- _WORK ITEM_: Report the count, and only the count, of lines in the records that include the word "регистрации".

Element data from apps and pages:
Content starts

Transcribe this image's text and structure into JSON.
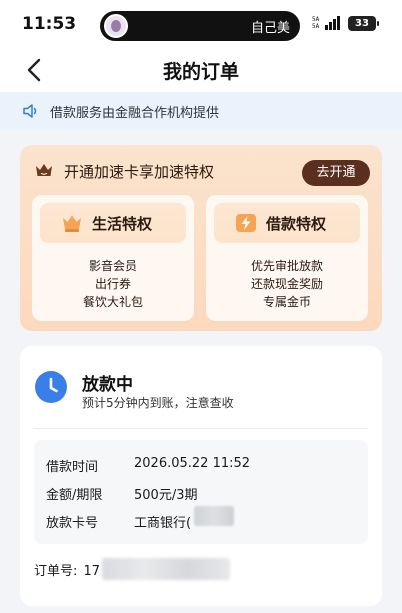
{
  "status_bar": {
    "time": "11:53",
    "contact_name": "自己美",
    "signal_label": "5A 5A",
    "battery": "33"
  },
  "nav": {
    "title": "我的订单",
    "back_icon": "chevron-left-icon"
  },
  "notice": {
    "icon": "speaker-icon",
    "text": "借款服务由金融合作机构提供"
  },
  "promo": {
    "title": "开通加速卡享加速特权",
    "open_button": "去开通",
    "perks": [
      {
        "title": "生活特权",
        "icon": "crown-cup-icon",
        "items": [
          "影音会员",
          "出行券",
          "餐饮大礼包"
        ]
      },
      {
        "title": "借款特权",
        "icon": "lightning-icon",
        "items": [
          "优先审批放款",
          "还款现金奖励",
          "专属金币"
        ]
      }
    ],
    "colors": {
      "button_bg": "#5b2f1f",
      "card_bg": "#fbe3cd"
    }
  },
  "order": {
    "status": "放款中",
    "subtitle": "预计5分钟内到账，注意查收",
    "details": [
      {
        "label": "借款时间",
        "value": "2026.05.22 11:52"
      },
      {
        "label": "金额/期限",
        "value": "500元/3期"
      },
      {
        "label": "放款卡号",
        "value": "工商银行("
      }
    ],
    "order_no_label": "订单号:",
    "order_no_visible": "17",
    "status_color": "#3a7ee8"
  }
}
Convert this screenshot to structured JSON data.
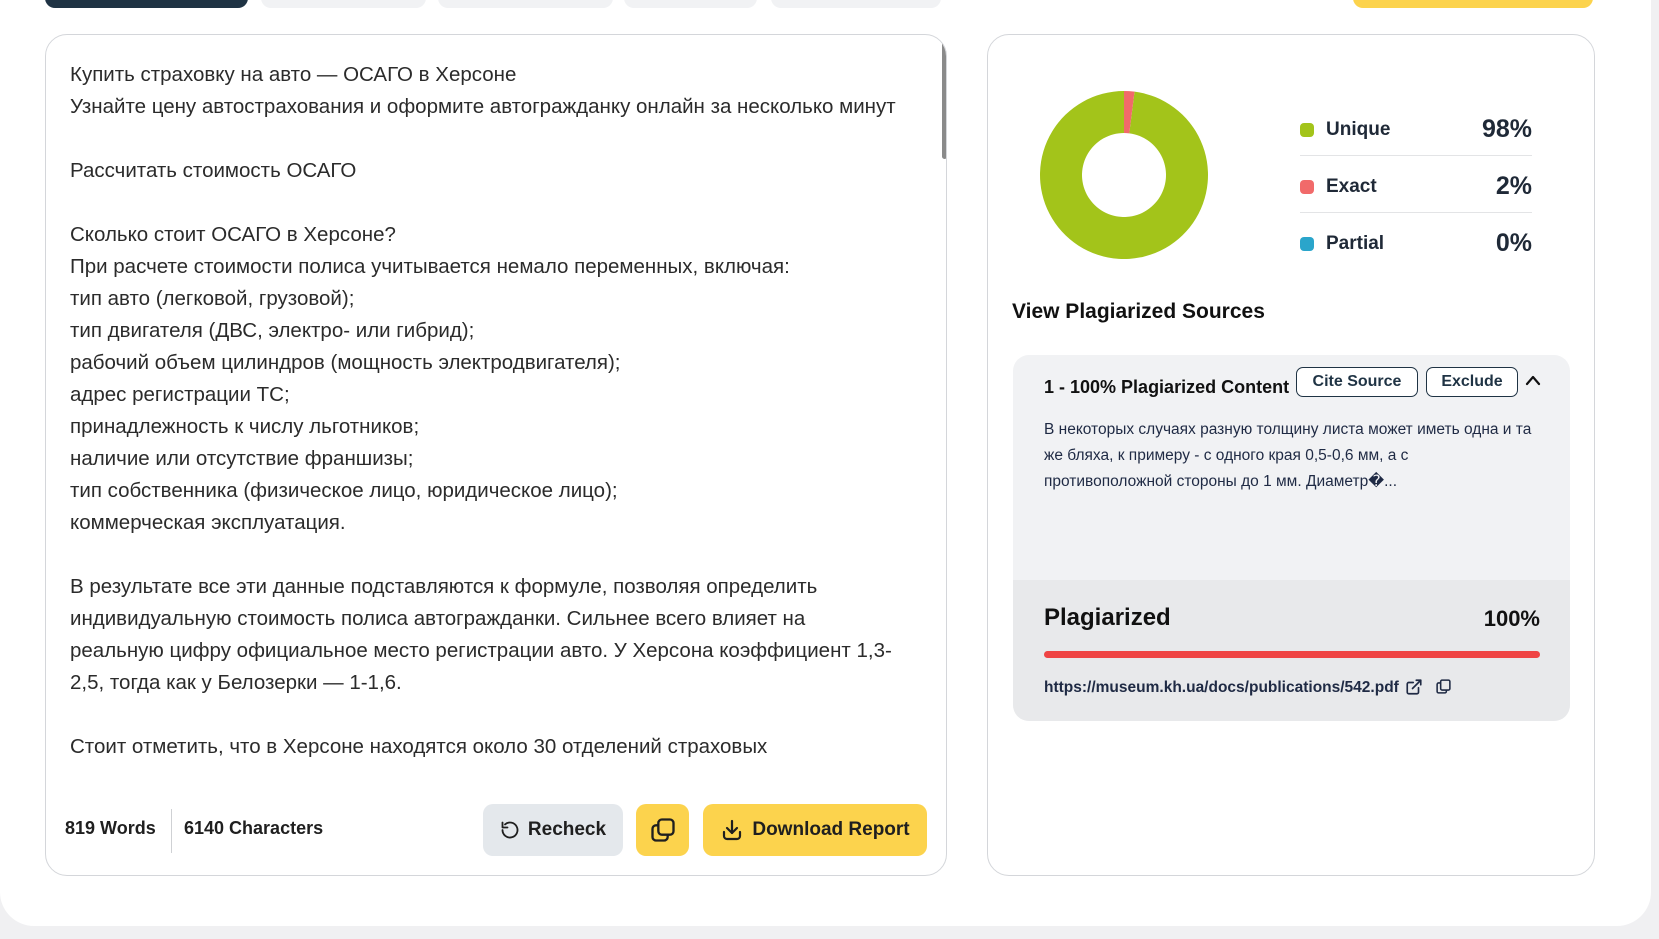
{
  "colors": {
    "accent_yellow": "#fcd34d",
    "navy": "#1f3344",
    "unique": "#a3c41a",
    "exact": "#f16a6a",
    "partial": "#2aa5cb",
    "plagiarized_bar": "#ef4444"
  },
  "editor": {
    "paragraphs": [
      "Купить страховку на авто — ОСАГО в Херсоне",
      "Узнайте цену автострахования и оформите автогражданку онлайн за несколько минут",
      "",
      "Рассчитать стоимость ОСАГО",
      "",
      "Сколько стоит ОСАГО в Херсоне?",
      "При расчете стоимости полиса учитывается немало переменных, включая:",
      "тип авто (легковой, грузовой);",
      "тип двигателя (ДВС, электро- или гибрид);",
      "рабочий объем цилиндров (мощность электродвигателя);",
      "адрес регистрации ТС;",
      "принадлежность к числу льготников;",
      "наличие или отсутствие франшизы;",
      "тип собственника (физическое лицо, юридическое лицо);",
      "коммерческая эксплуатация.",
      "",
      "В результате все эти данные подставляются к формуле, позволяя определить индивидуальную стоимость полиса автогражданки. Сильнее всего влияет на реальную цифру официальное место регистрации авто. У Херсона коэффициент 1,3-2,5, тогда как у Белозерки — 1-1,6.",
      "",
      "Стоит отметить, что в Херсоне находятся около 30 отделений страховых"
    ],
    "words_label": "819 Words",
    "characters_label": "6140 Characters",
    "recheck_label": "Recheck",
    "download_label": "Download Report",
    "copy_icon": "copy-icon",
    "recheck_icon": "refresh-icon",
    "download_icon": "download-icon"
  },
  "report": {
    "chart_data": {
      "type": "pie",
      "categories": [
        "Unique",
        "Exact",
        "Partial"
      ],
      "values": [
        98,
        2,
        0
      ],
      "colors": [
        "#a3c41a",
        "#f16a6a",
        "#2aa5cb"
      ],
      "title": ""
    },
    "legend": [
      {
        "label": "Unique",
        "value": "98%"
      },
      {
        "label": "Exact",
        "value": "2%"
      },
      {
        "label": "Partial",
        "value": "0%"
      }
    ],
    "sources_heading": "View Plagiarized Sources",
    "source": {
      "title": "1 - 100% Plagiarized Content",
      "cite_label": "Cite Source",
      "exclude_label": "Exclude",
      "snippet": "В некоторых случаях разную толщину листа может иметь одна и та же бляха, к примеру - с одного края 0,5-0,6 мм, а с противоположной стороны до 1 мм. Диаметр�...",
      "plagiarized_label": "Plagiarized",
      "plagiarized_value": "100%",
      "plagiarized_fraction": 1.0,
      "url": "https://museum.kh.ua/docs/publications/542.pdf"
    }
  }
}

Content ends

- _RESPONSE FOR THIS EXERCISE_: 2